It was 25 years ago that Weezer first arrived on the rock scene with their self-titled studio debut that has since come to be known as “Blue Album.” After a quarter of a decade filled with hits and misses, frontman Rivers Cuomo and his pals show no signs of slowing their roll. After releasing a self-titled cover album, “Teal Album,” earlier this year, Weezer has finally released their 13th album, dubbed “Black Album.”
Despite its ominous title, “Black Album” still sounds very much like Weezer. Its 10-song track list consists of several catchy pop numbers, with a few of them leaning heavy into synthetic sounds. The lyrics are fun with the dark wit and angst that should be expected from Weezer, mixed with some commentary on the band’s current place in the world.
The album feels very self-aware, with a number of songs making reference to the band’s recent return to the spotlight and many fans’ longing for an album more similar to their first couple of releases. Multiple tracks have dark lyrics that are contrasted by their upbeat pop melodies, but this is much less a feature of “Black Album” specifically and more of a staple of Cuomo’s writing style.
Lyrically, the only thing that makes “Black Album” stand apart from Weezer’s previous albums is the explicit language, something that was previously foreign in the band’s discography. This fails to make the album feel more mature, but it is an interesting bit of experimentation that gives this album some unique character.
The album’s opening track, “Can’t Knock The Hustle” is an incredibly catchy tune that blends a funk sound with some incredibly self-deprecating lyrics. The narcissism of social media seems to be the topic of discussion here, as Cuomo invites listeners to, “Leave a five-star review, and I’ll leave you one, too.”
“Zombie Bastards” is a direct message to a vocal part of Weezer’s fan base, who long for a new album similar to the band’s earlier releases. With lines like, “If I die it means I lived my life / And that’s much better than hiding in a hole,” it’s very clear that Cuomo has no interest in just reanimating an old album. He’s determined to keep evolving and changing, not shuffling around like a zombie.
“High as a Kite” and “Piece of Cake” are also standout tracks. They are two very upbeat and poppy songs that tackle dark and serious subject matter. “High as a Kite” deals with the need to escape reality entirely, due to having no sense of self-worth or value, while “Piece of Cake” is based around a failed relationship.
“Living in L.A.” is an interesting song. It almost feels like a parody of a Weezer song. The lyrics feel disjointed, as if lines were pulled randomly from a hat and are connected by a very generic chorus.
“I’m Just Being Honest” and “Too Many Thoughts In My Head” are probably the closest to actual rock songs that you’ll find on “Black Album.” Like many of Weezer’s best songs, they are personal stories about events in Cuomo’s life, which are always slightly awkward and dorky but also incredibly endearing.

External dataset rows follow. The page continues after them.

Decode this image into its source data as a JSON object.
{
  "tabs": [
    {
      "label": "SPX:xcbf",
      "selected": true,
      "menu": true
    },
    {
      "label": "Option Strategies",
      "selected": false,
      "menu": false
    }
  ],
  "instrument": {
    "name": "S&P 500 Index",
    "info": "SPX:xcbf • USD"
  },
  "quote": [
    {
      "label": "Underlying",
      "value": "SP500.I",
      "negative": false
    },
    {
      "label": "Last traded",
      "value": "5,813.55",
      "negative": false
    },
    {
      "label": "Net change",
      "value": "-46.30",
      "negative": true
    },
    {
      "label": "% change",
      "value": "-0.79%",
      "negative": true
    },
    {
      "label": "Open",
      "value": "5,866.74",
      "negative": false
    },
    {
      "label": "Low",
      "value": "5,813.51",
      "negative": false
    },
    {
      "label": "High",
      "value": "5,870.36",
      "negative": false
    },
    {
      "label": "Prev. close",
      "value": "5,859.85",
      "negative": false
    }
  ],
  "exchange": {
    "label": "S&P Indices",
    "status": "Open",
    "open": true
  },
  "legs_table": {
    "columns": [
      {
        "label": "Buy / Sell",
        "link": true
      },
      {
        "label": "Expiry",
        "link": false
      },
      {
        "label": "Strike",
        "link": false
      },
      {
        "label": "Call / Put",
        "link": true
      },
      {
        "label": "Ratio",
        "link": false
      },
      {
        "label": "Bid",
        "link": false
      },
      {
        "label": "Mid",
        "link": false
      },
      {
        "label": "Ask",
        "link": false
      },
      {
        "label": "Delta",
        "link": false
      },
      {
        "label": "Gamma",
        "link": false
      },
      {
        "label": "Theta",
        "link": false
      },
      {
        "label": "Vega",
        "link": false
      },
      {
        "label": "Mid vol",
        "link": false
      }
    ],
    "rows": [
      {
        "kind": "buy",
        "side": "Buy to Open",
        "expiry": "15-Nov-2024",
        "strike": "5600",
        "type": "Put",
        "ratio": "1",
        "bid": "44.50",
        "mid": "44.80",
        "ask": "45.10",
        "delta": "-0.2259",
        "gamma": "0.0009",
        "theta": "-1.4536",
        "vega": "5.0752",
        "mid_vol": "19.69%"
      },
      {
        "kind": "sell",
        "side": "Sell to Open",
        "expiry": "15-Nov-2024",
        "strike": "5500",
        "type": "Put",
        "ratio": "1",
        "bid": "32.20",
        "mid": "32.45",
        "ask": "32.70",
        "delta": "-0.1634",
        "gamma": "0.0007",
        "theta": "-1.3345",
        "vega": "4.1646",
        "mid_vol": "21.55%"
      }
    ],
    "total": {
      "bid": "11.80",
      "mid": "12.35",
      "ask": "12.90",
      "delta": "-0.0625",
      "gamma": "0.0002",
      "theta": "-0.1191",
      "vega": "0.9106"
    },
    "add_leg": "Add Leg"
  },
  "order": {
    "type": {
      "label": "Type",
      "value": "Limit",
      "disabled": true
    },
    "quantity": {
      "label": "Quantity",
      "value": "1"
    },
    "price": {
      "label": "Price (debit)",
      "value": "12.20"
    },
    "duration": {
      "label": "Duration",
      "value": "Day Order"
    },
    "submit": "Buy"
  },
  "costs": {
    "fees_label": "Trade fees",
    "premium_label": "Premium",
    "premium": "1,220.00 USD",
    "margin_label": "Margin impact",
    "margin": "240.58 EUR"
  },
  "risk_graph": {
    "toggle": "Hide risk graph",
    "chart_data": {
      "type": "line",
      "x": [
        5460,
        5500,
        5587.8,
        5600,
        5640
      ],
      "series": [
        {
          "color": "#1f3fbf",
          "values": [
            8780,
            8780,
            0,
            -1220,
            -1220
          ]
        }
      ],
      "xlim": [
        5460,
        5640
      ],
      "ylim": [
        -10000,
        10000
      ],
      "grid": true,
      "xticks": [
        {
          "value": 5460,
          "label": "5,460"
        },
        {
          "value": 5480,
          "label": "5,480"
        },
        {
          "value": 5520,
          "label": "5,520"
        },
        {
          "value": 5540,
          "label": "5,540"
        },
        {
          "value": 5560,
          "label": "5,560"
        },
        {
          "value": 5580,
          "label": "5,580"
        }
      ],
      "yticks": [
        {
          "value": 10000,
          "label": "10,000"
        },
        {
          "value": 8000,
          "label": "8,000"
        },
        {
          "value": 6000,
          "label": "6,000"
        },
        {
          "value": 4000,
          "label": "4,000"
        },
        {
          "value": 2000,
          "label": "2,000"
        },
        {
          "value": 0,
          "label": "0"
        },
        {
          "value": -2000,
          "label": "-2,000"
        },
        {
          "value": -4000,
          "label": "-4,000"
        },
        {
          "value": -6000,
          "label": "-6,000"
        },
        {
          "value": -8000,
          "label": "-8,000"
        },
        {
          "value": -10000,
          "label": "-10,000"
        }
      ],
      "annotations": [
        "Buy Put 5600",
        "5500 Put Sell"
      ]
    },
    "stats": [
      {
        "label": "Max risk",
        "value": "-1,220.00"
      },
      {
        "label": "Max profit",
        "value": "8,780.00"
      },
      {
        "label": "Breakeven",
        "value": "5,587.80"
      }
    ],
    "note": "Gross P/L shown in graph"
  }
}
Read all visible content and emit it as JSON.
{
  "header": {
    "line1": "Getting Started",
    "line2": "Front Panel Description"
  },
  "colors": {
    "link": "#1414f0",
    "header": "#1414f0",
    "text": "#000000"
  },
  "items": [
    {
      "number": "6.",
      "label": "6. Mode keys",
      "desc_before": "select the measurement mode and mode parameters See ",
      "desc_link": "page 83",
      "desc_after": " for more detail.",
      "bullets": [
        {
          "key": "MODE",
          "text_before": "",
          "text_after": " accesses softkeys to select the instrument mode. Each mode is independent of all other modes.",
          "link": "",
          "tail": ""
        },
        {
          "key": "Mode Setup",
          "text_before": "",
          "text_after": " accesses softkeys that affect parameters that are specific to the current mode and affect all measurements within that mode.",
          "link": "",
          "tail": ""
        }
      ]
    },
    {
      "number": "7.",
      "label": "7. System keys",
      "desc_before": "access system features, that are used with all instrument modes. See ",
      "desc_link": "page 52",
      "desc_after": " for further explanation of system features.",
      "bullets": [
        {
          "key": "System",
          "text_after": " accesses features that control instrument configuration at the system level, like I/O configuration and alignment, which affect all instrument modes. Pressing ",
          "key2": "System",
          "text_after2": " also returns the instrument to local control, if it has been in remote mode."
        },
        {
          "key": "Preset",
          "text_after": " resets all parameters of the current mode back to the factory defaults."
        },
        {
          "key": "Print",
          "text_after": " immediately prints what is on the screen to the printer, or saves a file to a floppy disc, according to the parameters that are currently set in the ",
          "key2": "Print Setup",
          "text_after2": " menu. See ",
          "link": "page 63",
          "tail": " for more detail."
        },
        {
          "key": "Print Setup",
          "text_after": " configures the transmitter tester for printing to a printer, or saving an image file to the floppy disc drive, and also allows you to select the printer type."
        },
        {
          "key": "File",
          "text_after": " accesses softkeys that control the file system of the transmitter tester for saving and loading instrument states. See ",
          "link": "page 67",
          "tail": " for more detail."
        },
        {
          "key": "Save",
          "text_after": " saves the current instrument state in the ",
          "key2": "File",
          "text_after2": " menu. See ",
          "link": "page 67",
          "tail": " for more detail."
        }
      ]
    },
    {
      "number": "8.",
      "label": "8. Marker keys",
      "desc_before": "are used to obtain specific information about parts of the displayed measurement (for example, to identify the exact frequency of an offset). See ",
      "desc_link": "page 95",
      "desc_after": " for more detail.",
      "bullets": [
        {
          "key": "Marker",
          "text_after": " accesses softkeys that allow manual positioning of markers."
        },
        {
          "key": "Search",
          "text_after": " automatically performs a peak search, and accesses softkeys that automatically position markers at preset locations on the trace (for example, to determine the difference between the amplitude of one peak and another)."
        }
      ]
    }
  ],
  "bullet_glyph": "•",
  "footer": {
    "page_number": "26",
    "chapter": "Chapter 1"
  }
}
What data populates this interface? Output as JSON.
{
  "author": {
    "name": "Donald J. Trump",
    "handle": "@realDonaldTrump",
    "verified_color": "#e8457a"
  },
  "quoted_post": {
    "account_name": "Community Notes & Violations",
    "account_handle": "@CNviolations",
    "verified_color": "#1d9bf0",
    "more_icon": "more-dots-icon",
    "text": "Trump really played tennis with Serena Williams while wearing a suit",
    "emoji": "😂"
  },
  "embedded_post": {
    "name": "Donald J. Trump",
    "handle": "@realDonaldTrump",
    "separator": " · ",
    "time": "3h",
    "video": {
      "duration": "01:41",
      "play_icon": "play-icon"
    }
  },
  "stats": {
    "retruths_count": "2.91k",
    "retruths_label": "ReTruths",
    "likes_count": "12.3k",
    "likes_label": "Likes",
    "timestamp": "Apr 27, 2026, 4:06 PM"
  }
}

While I really like the majority of the songs on “Black Album,” the album as a whole leaves something to be desired. The alternative rock sounds of previous releases seem to have been replaced entirely by a tamer synth-pop sort of sound. While this experimentation is important for a band with such a long history, the lack of driving alt-rock tracks gives “Black Album” a lack of drive or momentum.
Past Weezer releases have often had an encompassing message, such as “Pinkerton’s” personal tales of frustration and isolation or “Red Album’s” cries of longing for the nostalgic past. Instead, “Black Album” is a collection of 10 seemingly unrelated songs, connected only by a common sound and a vague disdain for those who want Weezer to make music a certain way.
With two self-titled albums already released this year and with two more releases not far off, Weezer seems to be looking for a big comeback. While “Black Album” isn’t a perfect record, it does show a willingness to experiment with new sounds and the potential for self-reflection. The pieces don’t fit together into anything mind-blowing, but the individual songs themselves are all enjoyable.